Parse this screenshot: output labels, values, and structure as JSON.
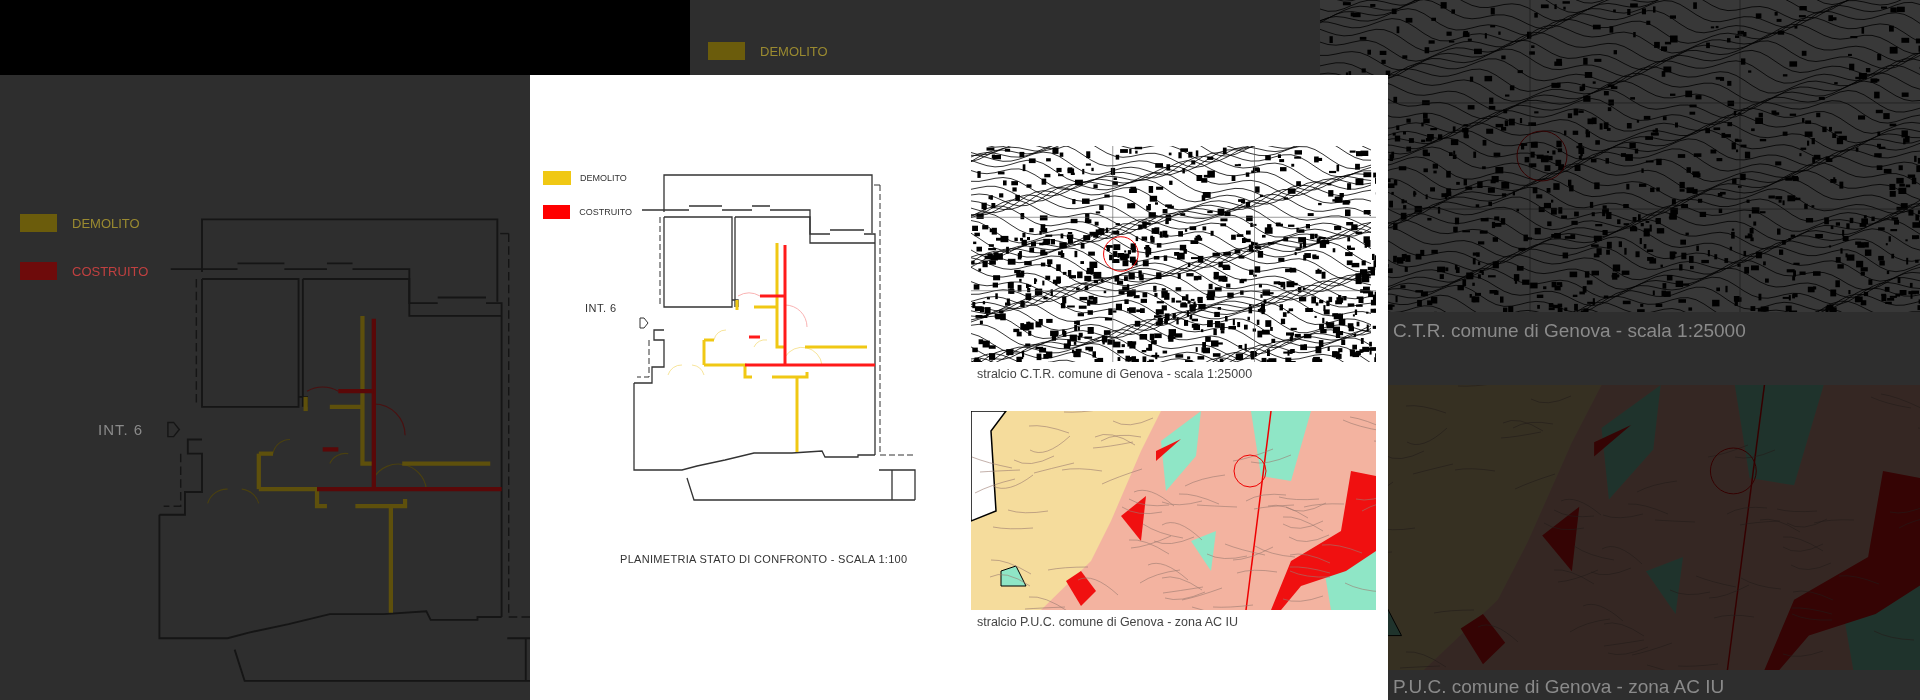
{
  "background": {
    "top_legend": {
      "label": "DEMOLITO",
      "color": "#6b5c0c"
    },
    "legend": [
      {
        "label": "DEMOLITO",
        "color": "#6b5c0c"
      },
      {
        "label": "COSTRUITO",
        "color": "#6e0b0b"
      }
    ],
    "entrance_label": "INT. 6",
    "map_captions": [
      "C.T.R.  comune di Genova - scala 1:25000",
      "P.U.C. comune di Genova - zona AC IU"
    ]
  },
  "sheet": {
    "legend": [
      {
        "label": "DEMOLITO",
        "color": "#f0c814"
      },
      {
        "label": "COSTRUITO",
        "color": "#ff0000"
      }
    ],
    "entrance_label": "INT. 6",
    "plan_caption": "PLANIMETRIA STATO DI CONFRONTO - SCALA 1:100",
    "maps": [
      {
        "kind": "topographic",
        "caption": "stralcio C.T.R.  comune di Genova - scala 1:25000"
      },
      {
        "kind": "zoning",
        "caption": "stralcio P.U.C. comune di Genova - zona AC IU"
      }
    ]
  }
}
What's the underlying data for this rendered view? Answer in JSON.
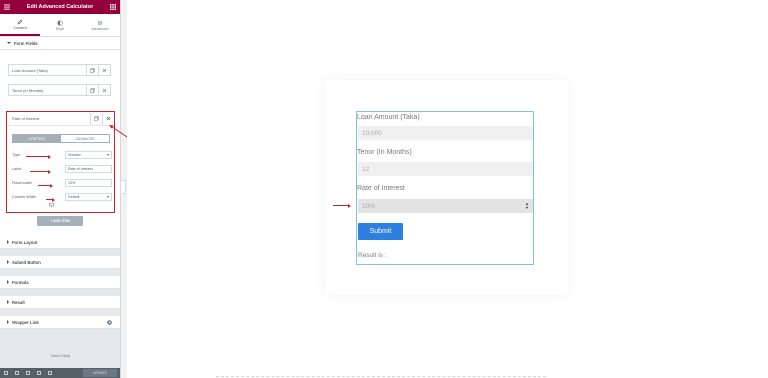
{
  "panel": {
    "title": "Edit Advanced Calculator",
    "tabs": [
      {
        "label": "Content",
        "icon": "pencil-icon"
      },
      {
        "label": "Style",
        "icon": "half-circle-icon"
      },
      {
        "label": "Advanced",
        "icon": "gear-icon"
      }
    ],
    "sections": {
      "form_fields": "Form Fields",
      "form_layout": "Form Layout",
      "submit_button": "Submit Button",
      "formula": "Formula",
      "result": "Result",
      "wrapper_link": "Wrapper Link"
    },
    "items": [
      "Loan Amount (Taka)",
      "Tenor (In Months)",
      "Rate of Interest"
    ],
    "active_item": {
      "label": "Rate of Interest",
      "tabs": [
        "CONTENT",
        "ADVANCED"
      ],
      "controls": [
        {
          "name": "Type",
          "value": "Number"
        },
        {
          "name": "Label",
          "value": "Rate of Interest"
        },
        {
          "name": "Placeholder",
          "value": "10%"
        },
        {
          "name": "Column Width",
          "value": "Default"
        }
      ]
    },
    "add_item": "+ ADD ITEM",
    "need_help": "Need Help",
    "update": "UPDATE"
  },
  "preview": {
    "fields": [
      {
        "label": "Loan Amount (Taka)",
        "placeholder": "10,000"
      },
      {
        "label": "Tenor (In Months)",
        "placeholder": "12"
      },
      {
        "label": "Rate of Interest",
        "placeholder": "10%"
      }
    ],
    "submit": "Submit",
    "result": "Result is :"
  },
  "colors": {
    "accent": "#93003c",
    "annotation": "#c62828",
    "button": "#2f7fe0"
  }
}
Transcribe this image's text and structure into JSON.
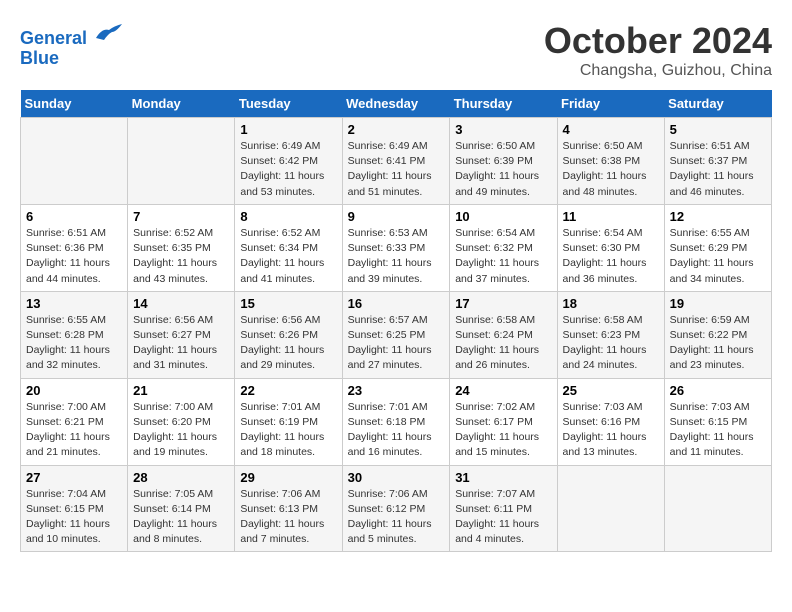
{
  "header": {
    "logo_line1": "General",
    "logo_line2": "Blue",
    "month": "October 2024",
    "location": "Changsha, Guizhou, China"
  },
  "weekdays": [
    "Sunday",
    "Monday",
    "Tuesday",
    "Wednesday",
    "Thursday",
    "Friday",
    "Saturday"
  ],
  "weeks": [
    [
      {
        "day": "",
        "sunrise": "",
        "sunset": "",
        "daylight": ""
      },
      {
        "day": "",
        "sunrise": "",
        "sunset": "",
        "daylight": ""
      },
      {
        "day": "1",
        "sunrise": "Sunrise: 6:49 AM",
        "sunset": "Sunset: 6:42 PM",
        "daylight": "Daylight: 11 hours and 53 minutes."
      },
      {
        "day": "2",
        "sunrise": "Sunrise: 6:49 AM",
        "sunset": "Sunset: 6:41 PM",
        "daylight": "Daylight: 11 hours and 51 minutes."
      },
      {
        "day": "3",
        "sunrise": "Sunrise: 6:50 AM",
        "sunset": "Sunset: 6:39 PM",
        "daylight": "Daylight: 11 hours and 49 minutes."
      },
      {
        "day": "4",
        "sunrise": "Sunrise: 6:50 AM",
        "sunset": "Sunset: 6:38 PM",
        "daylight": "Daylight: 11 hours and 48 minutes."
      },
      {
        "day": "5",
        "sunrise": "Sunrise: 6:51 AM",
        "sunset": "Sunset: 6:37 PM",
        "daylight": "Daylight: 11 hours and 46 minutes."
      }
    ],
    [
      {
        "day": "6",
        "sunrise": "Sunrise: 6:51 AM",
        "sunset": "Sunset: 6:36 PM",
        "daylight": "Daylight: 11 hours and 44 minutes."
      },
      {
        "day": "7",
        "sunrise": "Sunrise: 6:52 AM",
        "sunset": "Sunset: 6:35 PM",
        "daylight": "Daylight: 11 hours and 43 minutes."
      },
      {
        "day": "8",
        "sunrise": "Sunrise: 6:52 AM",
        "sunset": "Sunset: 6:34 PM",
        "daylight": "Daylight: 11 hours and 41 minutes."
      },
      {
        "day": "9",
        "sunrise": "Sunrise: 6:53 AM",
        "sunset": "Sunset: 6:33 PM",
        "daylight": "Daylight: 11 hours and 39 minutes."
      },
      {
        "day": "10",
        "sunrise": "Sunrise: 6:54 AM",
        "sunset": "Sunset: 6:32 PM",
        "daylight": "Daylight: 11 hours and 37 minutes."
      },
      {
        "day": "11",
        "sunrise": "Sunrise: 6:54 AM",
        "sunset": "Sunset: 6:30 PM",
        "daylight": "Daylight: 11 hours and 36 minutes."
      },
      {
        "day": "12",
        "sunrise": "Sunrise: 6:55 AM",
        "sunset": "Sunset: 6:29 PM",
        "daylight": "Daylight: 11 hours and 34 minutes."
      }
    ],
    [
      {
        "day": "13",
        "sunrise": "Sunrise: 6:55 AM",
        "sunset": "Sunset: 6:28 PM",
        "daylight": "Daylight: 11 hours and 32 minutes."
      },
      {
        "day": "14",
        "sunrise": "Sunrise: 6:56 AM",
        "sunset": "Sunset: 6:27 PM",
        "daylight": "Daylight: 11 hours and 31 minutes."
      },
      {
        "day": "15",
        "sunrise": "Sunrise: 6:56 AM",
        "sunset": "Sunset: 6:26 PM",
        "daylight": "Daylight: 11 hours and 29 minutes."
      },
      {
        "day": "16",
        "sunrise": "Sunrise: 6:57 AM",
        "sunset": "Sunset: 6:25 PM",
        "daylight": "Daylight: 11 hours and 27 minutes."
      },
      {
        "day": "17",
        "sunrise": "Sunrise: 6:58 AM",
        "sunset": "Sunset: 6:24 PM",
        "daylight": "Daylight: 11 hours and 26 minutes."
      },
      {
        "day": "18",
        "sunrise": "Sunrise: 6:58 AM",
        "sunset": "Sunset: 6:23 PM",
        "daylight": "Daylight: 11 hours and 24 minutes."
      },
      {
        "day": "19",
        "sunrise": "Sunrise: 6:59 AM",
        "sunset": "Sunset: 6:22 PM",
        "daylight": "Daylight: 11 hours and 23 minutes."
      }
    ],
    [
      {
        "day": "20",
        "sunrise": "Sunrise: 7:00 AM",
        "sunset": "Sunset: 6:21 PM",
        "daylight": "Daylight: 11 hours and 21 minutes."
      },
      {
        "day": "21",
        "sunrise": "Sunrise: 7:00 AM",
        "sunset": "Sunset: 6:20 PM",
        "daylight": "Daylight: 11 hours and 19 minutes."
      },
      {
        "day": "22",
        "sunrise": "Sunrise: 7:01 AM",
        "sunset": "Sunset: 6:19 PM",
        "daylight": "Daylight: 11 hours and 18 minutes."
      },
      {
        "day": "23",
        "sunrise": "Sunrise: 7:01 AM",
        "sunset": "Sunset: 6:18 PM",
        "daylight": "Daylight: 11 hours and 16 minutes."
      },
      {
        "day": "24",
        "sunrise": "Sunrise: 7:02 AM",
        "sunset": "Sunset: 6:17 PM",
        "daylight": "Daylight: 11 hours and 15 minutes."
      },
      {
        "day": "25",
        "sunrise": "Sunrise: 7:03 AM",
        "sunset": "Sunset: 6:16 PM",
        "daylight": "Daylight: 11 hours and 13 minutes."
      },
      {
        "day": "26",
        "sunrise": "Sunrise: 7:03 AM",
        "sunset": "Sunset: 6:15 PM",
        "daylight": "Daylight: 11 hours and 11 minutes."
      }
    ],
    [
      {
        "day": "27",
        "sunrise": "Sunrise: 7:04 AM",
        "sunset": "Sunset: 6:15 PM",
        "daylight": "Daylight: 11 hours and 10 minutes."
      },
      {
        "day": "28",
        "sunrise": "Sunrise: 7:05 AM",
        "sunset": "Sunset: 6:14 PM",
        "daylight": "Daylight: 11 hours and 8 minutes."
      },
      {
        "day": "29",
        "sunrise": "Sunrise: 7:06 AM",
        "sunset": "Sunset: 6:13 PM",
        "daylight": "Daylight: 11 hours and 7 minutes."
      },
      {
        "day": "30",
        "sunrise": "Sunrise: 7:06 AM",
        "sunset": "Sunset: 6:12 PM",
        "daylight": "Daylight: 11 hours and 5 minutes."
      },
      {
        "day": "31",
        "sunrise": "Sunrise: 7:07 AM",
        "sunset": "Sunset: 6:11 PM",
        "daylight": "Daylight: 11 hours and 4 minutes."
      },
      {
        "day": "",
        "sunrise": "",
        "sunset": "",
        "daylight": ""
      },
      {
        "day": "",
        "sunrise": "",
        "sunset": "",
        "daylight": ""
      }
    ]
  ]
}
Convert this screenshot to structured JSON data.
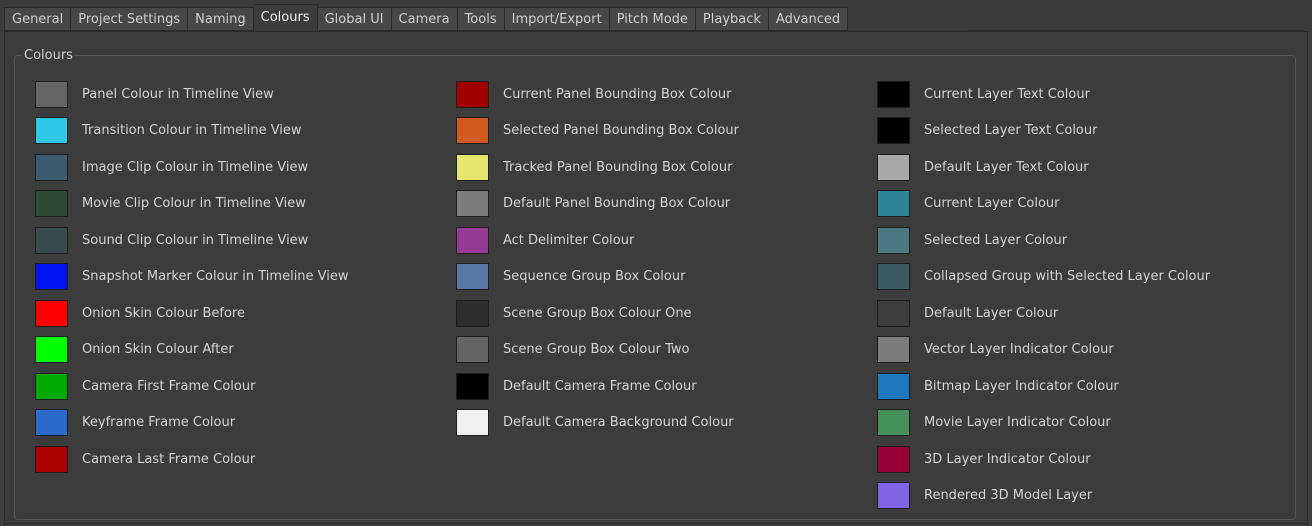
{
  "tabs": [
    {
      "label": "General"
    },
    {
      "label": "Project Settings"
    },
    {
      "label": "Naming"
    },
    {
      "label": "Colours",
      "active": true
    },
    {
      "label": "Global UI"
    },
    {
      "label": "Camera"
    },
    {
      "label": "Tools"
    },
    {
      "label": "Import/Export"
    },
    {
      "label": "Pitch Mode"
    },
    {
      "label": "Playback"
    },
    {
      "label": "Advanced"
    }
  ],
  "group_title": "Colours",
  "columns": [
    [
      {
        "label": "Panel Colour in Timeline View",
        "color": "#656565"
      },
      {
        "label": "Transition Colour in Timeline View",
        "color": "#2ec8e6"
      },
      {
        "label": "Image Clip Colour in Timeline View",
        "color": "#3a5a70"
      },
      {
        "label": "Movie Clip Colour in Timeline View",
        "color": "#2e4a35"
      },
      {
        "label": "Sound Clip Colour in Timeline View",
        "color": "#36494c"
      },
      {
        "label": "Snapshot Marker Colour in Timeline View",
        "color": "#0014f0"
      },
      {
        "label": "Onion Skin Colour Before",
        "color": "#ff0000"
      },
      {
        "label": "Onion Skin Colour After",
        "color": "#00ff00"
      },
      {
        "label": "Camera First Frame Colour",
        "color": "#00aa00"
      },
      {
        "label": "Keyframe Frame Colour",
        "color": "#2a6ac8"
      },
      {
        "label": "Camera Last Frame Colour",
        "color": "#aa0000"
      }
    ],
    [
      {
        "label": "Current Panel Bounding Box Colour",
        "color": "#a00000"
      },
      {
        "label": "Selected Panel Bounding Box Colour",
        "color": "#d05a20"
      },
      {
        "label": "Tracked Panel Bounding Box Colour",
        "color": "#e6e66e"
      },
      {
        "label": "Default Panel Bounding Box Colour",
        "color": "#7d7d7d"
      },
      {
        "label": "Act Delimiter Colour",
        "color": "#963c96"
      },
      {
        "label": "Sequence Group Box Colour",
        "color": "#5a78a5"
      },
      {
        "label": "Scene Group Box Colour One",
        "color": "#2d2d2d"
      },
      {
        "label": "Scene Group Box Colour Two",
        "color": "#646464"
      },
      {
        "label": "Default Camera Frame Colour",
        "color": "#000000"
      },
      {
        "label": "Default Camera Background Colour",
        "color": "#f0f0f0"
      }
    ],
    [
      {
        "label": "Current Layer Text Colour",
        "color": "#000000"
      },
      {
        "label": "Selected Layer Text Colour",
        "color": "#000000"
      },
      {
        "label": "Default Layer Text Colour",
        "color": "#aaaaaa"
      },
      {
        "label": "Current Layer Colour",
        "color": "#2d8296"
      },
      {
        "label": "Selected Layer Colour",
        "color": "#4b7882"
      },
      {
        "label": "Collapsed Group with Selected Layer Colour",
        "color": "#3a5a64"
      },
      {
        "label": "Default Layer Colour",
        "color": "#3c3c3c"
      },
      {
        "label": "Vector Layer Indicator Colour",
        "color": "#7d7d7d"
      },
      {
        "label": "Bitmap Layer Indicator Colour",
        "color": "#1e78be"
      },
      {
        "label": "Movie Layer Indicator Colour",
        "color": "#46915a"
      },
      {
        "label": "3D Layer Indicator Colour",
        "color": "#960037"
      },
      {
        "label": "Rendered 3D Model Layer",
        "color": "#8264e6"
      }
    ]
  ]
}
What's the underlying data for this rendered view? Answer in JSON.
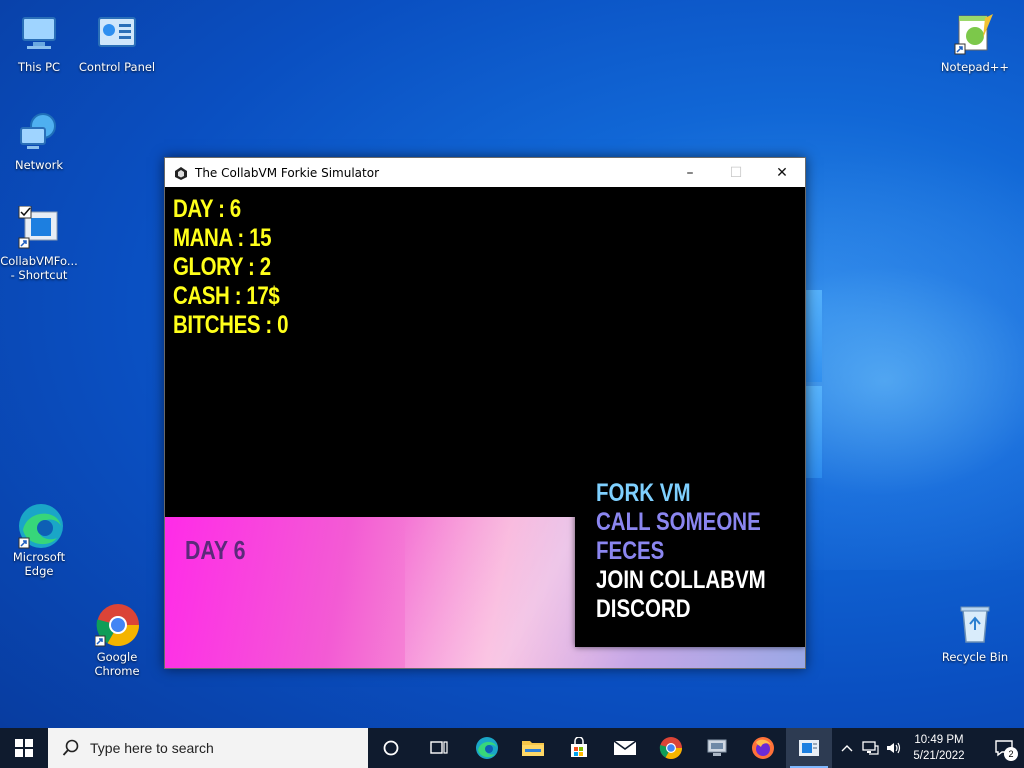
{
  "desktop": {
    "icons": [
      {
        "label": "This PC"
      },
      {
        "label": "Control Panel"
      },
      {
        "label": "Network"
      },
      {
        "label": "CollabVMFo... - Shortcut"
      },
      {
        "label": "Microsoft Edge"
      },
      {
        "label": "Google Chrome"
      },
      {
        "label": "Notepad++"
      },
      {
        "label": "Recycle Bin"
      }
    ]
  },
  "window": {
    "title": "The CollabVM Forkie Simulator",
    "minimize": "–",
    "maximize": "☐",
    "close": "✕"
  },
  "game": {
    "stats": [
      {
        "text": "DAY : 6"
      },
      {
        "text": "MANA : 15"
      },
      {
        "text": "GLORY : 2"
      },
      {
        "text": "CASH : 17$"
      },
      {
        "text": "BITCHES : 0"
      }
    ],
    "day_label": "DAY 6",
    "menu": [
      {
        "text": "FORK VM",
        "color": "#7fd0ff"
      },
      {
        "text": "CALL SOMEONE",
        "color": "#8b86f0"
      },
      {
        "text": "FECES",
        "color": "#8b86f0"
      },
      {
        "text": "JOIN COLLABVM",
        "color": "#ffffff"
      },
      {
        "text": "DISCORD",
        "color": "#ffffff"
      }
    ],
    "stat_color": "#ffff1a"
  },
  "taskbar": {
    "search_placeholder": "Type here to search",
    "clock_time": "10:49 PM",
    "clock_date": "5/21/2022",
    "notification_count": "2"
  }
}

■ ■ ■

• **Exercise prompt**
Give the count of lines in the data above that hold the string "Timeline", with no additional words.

• **Result**
6